(Originally published in the Merritt Herald)
© By Othmar Vohringer
Like everyone else in Merritt I followed the almost weekly reports in this newspaper about the sightings of bobcats, cougars and other wildlife in our city. I am also aware that some national media outlets reported on it with their typical sensationalized headlines, like “dangerous wildlife invades Merritt” or “Invasion of dangerous predators has people in Merritt on high alert”. However, I almost fell of my chair when a friend of mine in Germany emailed me, inquiring; “Are you alright?” My friend related to me that a German newspaper carried a similar story about Merritt being invaded by a large numbers of dangerous wildlife.
After I was done laughing I emailed my friend back, putting his mind at rest by letting him know that we are not in any danger here. I reminded him that I had worked half of my life with tigers, lions, leopards, and elephants and that it would take a lot more than the mere suspected sighting of a cougar to make me worried.
Indeed, given my professional experience with cats of all sizes I think the hype we have been exposed to in the media is grossly exaggerated and may have caused unnecessary fear in our community. Let me explain. It is highly unlikely that the reported sighting of two cougars in Merritt actually were cougars. Puma concolor is an animal with an extremely solitary habit. This is true of all cat species with the exception of the African lion, however, the cougar has taken solitary living to such an extreme that a human could live an entire life in a cougar area without ever seeing one (alive). Pumas avoid contact with all other animals unless they hunt them for food and certainly avoid humans and their dwellings wherever possible. Cougar attacks on humans are extremely rare, and to my knowledge none occurred near human dwellings.

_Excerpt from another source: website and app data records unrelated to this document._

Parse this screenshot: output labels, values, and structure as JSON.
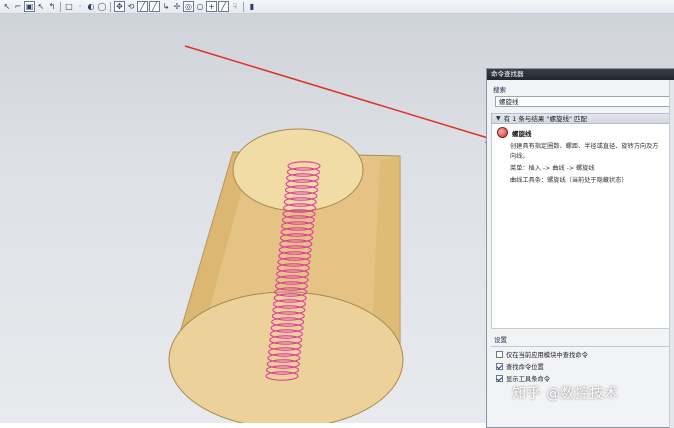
{
  "toolbar": {
    "buttons": [
      {
        "name": "arrow-icon",
        "glyph": "↖"
      },
      {
        "name": "snap-icon",
        "glyph": "⌐"
      },
      {
        "name": "select-box-icon",
        "glyph": "▣",
        "boxed": true
      },
      {
        "name": "lasso-icon",
        "glyph": "↖"
      },
      {
        "name": "curve-select-icon",
        "glyph": "↰"
      },
      {
        "name": "sep",
        "glyph": ""
      },
      {
        "name": "rectangle-icon",
        "glyph": "□"
      },
      {
        "name": "dropdown-icon",
        "glyph": "·"
      },
      {
        "name": "shade-icon",
        "glyph": "◐"
      },
      {
        "name": "wireframe-icon",
        "glyph": "◯"
      },
      {
        "name": "sep",
        "glyph": ""
      },
      {
        "name": "move-icon",
        "glyph": "✥",
        "boxed": true
      },
      {
        "name": "rotate-icon",
        "glyph": "⟲"
      },
      {
        "name": "line-icon",
        "glyph": "╱",
        "boxed": true
      },
      {
        "name": "diagonal-icon",
        "glyph": "╱",
        "boxed": true
      },
      {
        "name": "bend-icon",
        "glyph": "↳"
      },
      {
        "name": "point-icon",
        "glyph": "✢"
      },
      {
        "name": "circle-target-icon",
        "glyph": "◎",
        "boxed": true
      },
      {
        "name": "circle-icon",
        "glyph": "○"
      },
      {
        "name": "plus-icon",
        "glyph": "+",
        "boxed": true
      },
      {
        "name": "slash-icon",
        "glyph": "╱",
        "boxed": true
      },
      {
        "name": "pointer-icon",
        "glyph": "☟"
      },
      {
        "name": "sep",
        "glyph": ""
      },
      {
        "name": "layer-icon",
        "glyph": "▮"
      }
    ]
  },
  "dialog": {
    "title": "命令查找器",
    "search_label": "搜索",
    "search_value": "螺旋线",
    "results_header": "有 1 条与结果 \"螺旋线\" 匹配",
    "result": {
      "name": "螺旋线",
      "lines": [
        "创建具有指定圈数、螺距、半径或直径、旋转方向及方",
        "向线。",
        "菜单：插入 -> 曲线 -> 螺旋线",
        "曲线工具条：螺旋线（当前处于隐藏状态）"
      ]
    },
    "settings_label": "设置",
    "options": [
      {
        "label": "仅在当前应用模块中查找命令",
        "checked": false
      },
      {
        "label": "查找命令位置",
        "checked": true
      },
      {
        "label": "显示工具条命令",
        "checked": true
      }
    ]
  },
  "watermark": "知乎 @数控技术",
  "colors": {
    "cone_fill": "#e9c98c",
    "helix": "#e0379f",
    "arrow": "#e0302a"
  }
}
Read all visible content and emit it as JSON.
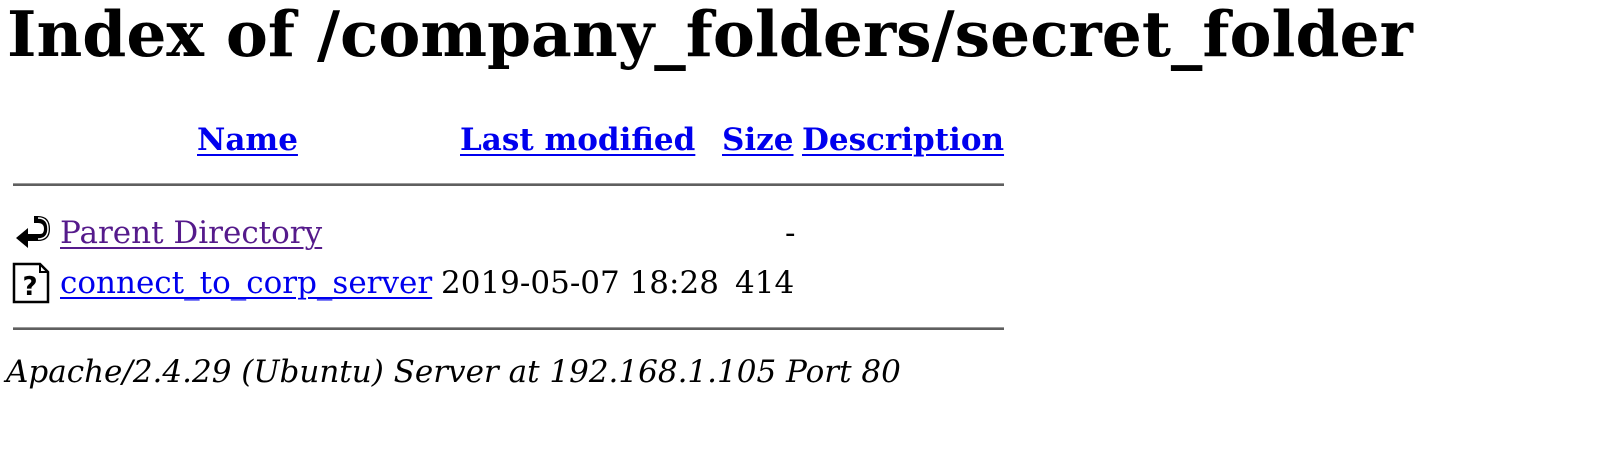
{
  "page": {
    "title": "Index of /company_folders/secret_folder",
    "link_color": "#0000ee",
    "visited_color": "#551a8b"
  },
  "table": {
    "headers": {
      "name": "Name",
      "last_modified": "Last modified",
      "size": "Size",
      "description": "Description"
    },
    "rows": [
      {
        "icon": "back-arrow-icon",
        "name": "Parent Directory",
        "last_modified": "",
        "size": "-",
        "description": "",
        "visited": true
      },
      {
        "icon": "unknown-file-icon",
        "name": "connect_to_corp_server",
        "last_modified": "2019-05-07 18:28",
        "size": "414",
        "description": "",
        "visited": false
      }
    ]
  },
  "footer": {
    "server_signature": "Apache/2.4.29 (Ubuntu) Server at 192.168.1.105 Port 80"
  }
}
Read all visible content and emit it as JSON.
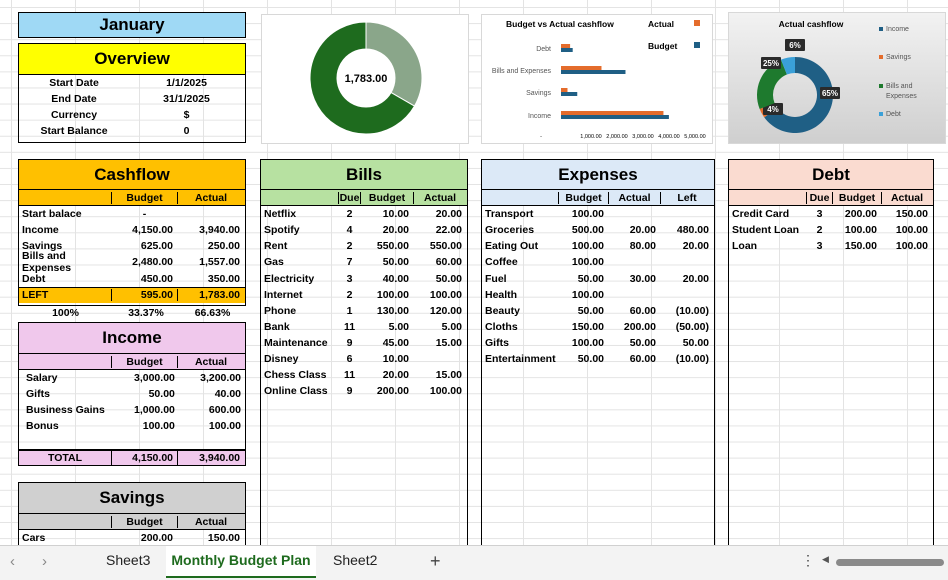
{
  "month": "January",
  "overview": {
    "title": "Overview",
    "rows": [
      [
        "Start Date",
        "1/1/2025"
      ],
      [
        "End Date",
        "31/1/2025"
      ],
      [
        "Currency",
        "$"
      ],
      [
        "Start Balance",
        "0"
      ]
    ]
  },
  "cashflow": {
    "title": "Cashflow",
    "budget": "Budget",
    "actual": "Actual",
    "rows": [
      [
        "Start balace",
        "-",
        ""
      ],
      [
        "Income",
        "4,150.00",
        "3,940.00"
      ],
      [
        "Savings",
        "625.00",
        "250.00"
      ],
      [
        "Bills and Expenses",
        "2,480.00",
        "1,557.00"
      ],
      [
        "Debt",
        "450.00",
        "350.00"
      ]
    ],
    "left": [
      "LEFT",
      "595.00",
      "1,783.00"
    ],
    "pct": [
      "100%",
      "33.37%",
      "66.63%"
    ]
  },
  "income": {
    "title": "Income",
    "budget": "Budget",
    "actual": "Actual",
    "rows": [
      [
        "Salary",
        "3,000.00",
        "3,200.00"
      ],
      [
        "Gifts",
        "50.00",
        "40.00"
      ],
      [
        "Business Gains",
        "1,000.00",
        "600.00"
      ],
      [
        "Bonus",
        "100.00",
        "100.00"
      ]
    ],
    "total": [
      "TOTAL",
      "4,150.00",
      "3,940.00"
    ]
  },
  "savings": {
    "title": "Savings",
    "budget": "Budget",
    "actual": "Actual",
    "rows": [
      [
        "Cars",
        "200.00",
        "150.00"
      ]
    ]
  },
  "bills": {
    "title": "Bills",
    "due": "Due",
    "budget": "Budget",
    "actual": "Actual",
    "rows": [
      [
        "Netflix",
        "2",
        "10.00",
        "20.00"
      ],
      [
        "Spotify",
        "4",
        "20.00",
        "22.00"
      ],
      [
        "Rent",
        "2",
        "550.00",
        "550.00"
      ],
      [
        "Gas",
        "7",
        "50.00",
        "60.00"
      ],
      [
        "Electricity",
        "3",
        "40.00",
        "50.00"
      ],
      [
        "Internet",
        "2",
        "100.00",
        "100.00"
      ],
      [
        "Phone",
        "1",
        "130.00",
        "120.00"
      ],
      [
        "Bank",
        "11",
        "5.00",
        "5.00"
      ],
      [
        "Maintenance",
        "9",
        "45.00",
        "15.00"
      ],
      [
        "Disney",
        "6",
        "10.00",
        ""
      ],
      [
        "Chess Class",
        "11",
        "20.00",
        "15.00"
      ],
      [
        "Online Class",
        "9",
        "200.00",
        "100.00"
      ]
    ]
  },
  "expenses": {
    "title": "Expenses",
    "budget": "Budget",
    "actual": "Actual",
    "left": "Left",
    "rows": [
      [
        "Transport",
        "100.00",
        "",
        ""
      ],
      [
        "Groceries",
        "500.00",
        "20.00",
        "480.00"
      ],
      [
        "Eating Out",
        "100.00",
        "80.00",
        "20.00"
      ],
      [
        "Coffee",
        "100.00",
        "",
        ""
      ],
      [
        "Fuel",
        "50.00",
        "30.00",
        "20.00"
      ],
      [
        "Health",
        "100.00",
        "",
        ""
      ],
      [
        "Beauty",
        "50.00",
        "60.00",
        "(10.00)"
      ],
      [
        "Cloths",
        "150.00",
        "200.00",
        "(50.00)"
      ],
      [
        "Gifts",
        "100.00",
        "50.00",
        "50.00"
      ],
      [
        "Entertainment",
        "50.00",
        "60.00",
        "(10.00)"
      ]
    ]
  },
  "debt": {
    "title": "Debt",
    "due": "Due",
    "budget": "Budget",
    "actual": "Actual",
    "rows": [
      [
        "Credit Card",
        "3",
        "200.00",
        "150.00"
      ],
      [
        "Student Loan",
        "2",
        "100.00",
        "100.00"
      ],
      [
        "Loan",
        "3",
        "150.00",
        "100.00"
      ]
    ]
  },
  "chart_data": [
    {
      "type": "pie",
      "center_label": "1,783.00",
      "slices": [
        {
          "label": "33.37%",
          "value": 33.37,
          "color": "#8aa68a"
        },
        {
          "label": "66.63%",
          "value": 66.63,
          "color": "#1e6b1e"
        }
      ]
    },
    {
      "type": "bar",
      "title": "Budget vs Actual cashflow",
      "categories": [
        "Debt",
        "Bills and Expenses",
        "Savings",
        "Income"
      ],
      "series": [
        {
          "name": "Actual",
          "values": [
            350,
            1557,
            250,
            3940
          ],
          "color": "#e46c2c"
        },
        {
          "name": "Budget",
          "values": [
            450,
            2480,
            625,
            4150
          ],
          "color": "#1f5f85"
        }
      ],
      "tick_labels": [
        "-",
        "1,000.00",
        "2,000.00",
        "3,000.00",
        "4,000.00",
        "5,000.00"
      ],
      "xlim": [
        0,
        5000
      ]
    },
    {
      "type": "pie",
      "title": "Actual cashflow",
      "legend": [
        "Income",
        "Savings",
        "Bills and Expenses",
        "Debt"
      ],
      "slices": [
        {
          "label": "65%",
          "value": 65,
          "color": "#1f5f85"
        },
        {
          "label": "4%",
          "value": 4,
          "color": "#e46c2c"
        },
        {
          "label": "25%",
          "value": 25,
          "color": "#1e7a2e"
        },
        {
          "label": "6%",
          "value": 6,
          "color": "#3aa0d8"
        }
      ]
    }
  ],
  "sheet_tabs": [
    "Sheet3",
    "Monthly Budget Plan",
    "Sheet2"
  ],
  "add_sheet": "+"
}
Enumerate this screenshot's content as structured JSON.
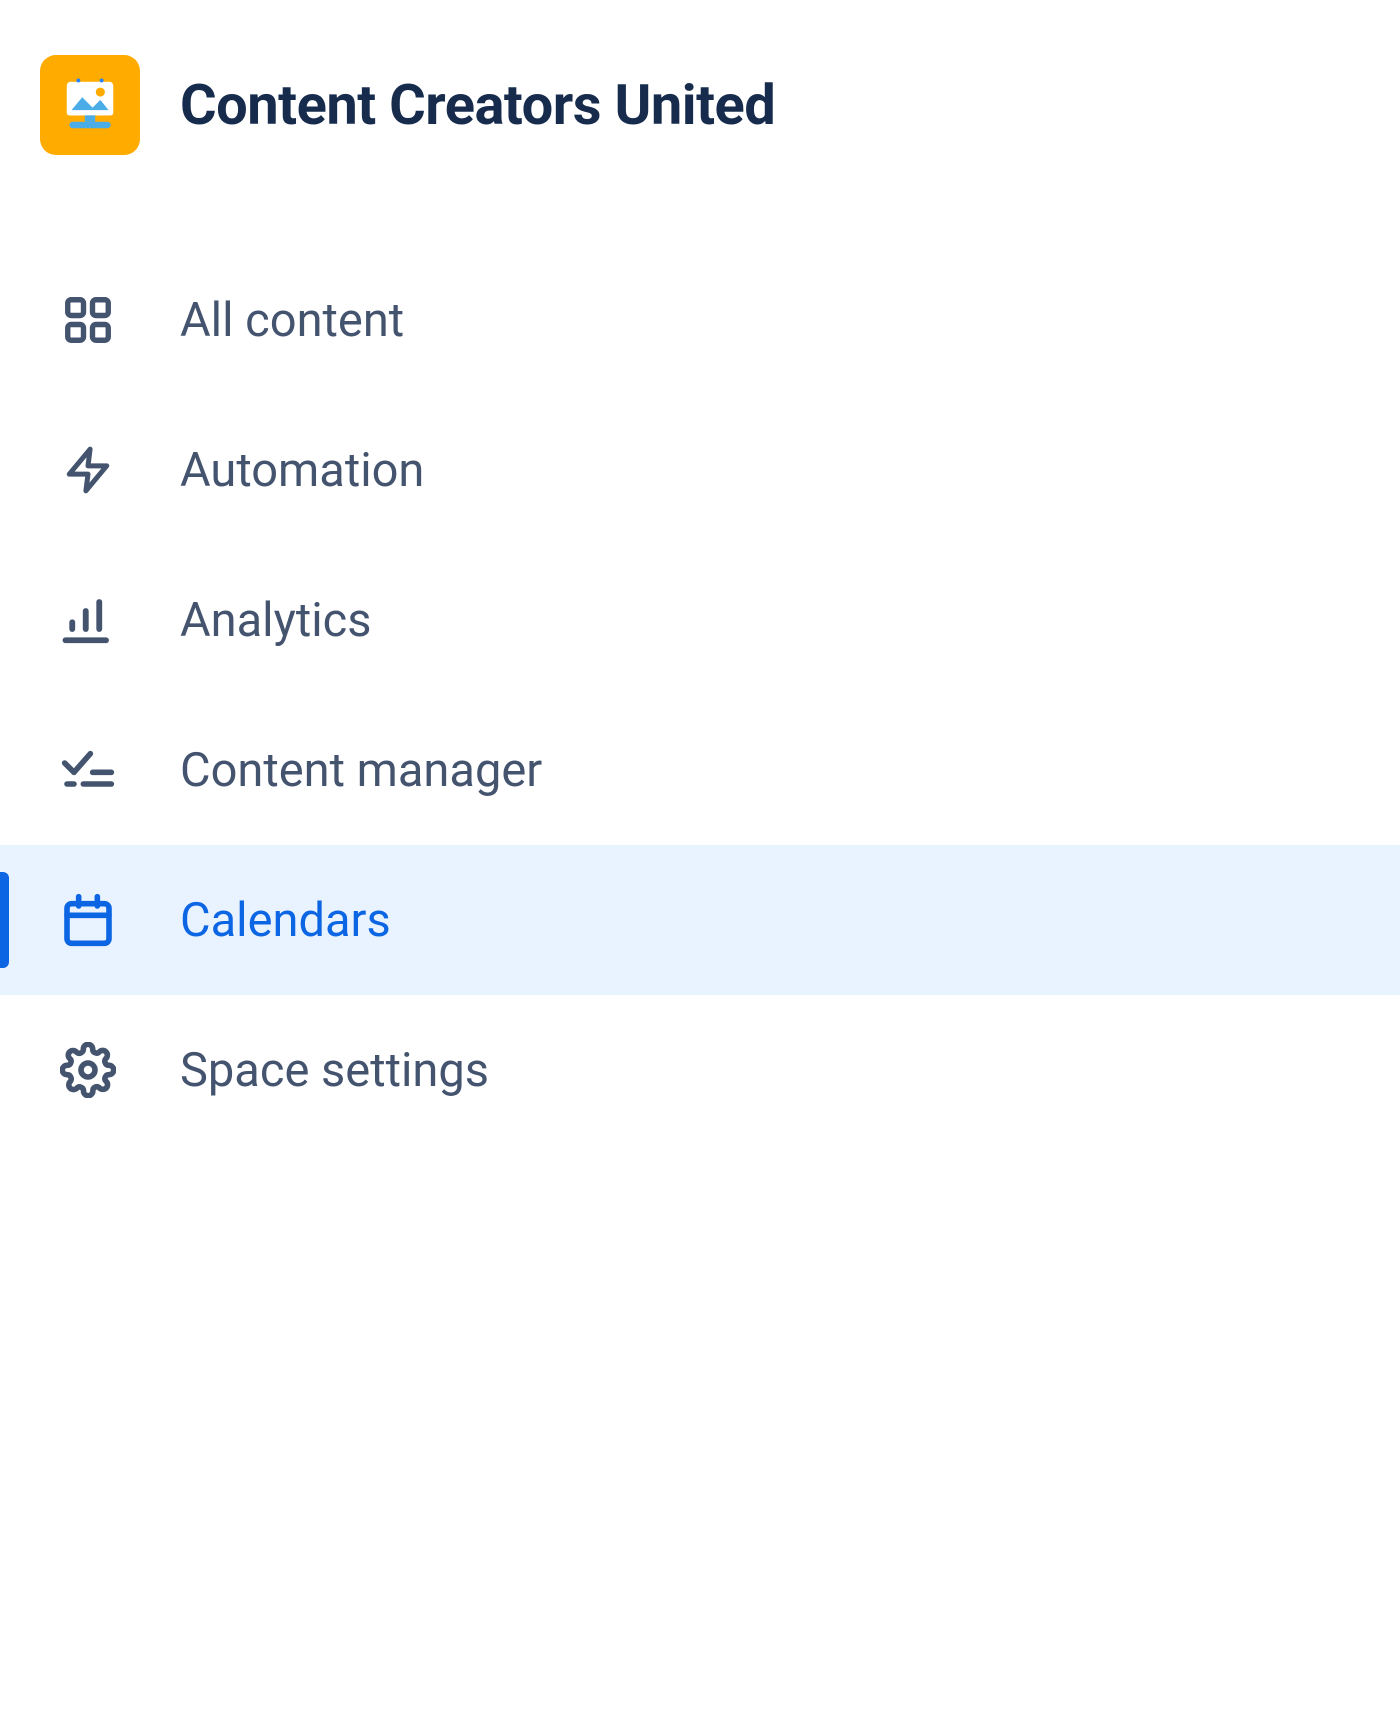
{
  "space": {
    "title": "Content Creators United",
    "icon": "easel-picture-icon"
  },
  "sidebar": {
    "items": [
      {
        "label": "All content",
        "icon": "grid-icon",
        "active": false
      },
      {
        "label": "Automation",
        "icon": "lightning-icon",
        "active": false
      },
      {
        "label": "Analytics",
        "icon": "bar-chart-icon",
        "active": false
      },
      {
        "label": "Content manager",
        "icon": "checklist-icon",
        "active": false
      },
      {
        "label": "Calendars",
        "icon": "calendar-icon",
        "active": true
      },
      {
        "label": "Space settings",
        "icon": "gear-icon",
        "active": false
      }
    ]
  },
  "colors": {
    "accent": "#0C66E4",
    "accentBg": "#E9F2FF",
    "text": "#44546F",
    "titleText": "#172B4D",
    "spaceIconBg": "#FFAB00"
  }
}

In addition, many cougar sightings have been reported over the years in towns all across North America and most have been proven to be false alarms of mistaken identity.
Bobcats are another animal that is far overestimated when it comes to “endangering humans”. Like the Puma, bobcats are generally solitary living animals, but they don’t mind some proximity to humans. However, a human, even a small child, is far too big for them to take on as prey. There are no reports of bobcats attacking humans. Domestic feral cats are another story. Bobcats don’t like competition, and like any other wild cat they will chase other felines smaller than themselves in their territory away, or kill them. Come to think of it, I haven’t seen many feral cats in our back alley this winter. Maybe having a few bobcats around town is not so bad after all.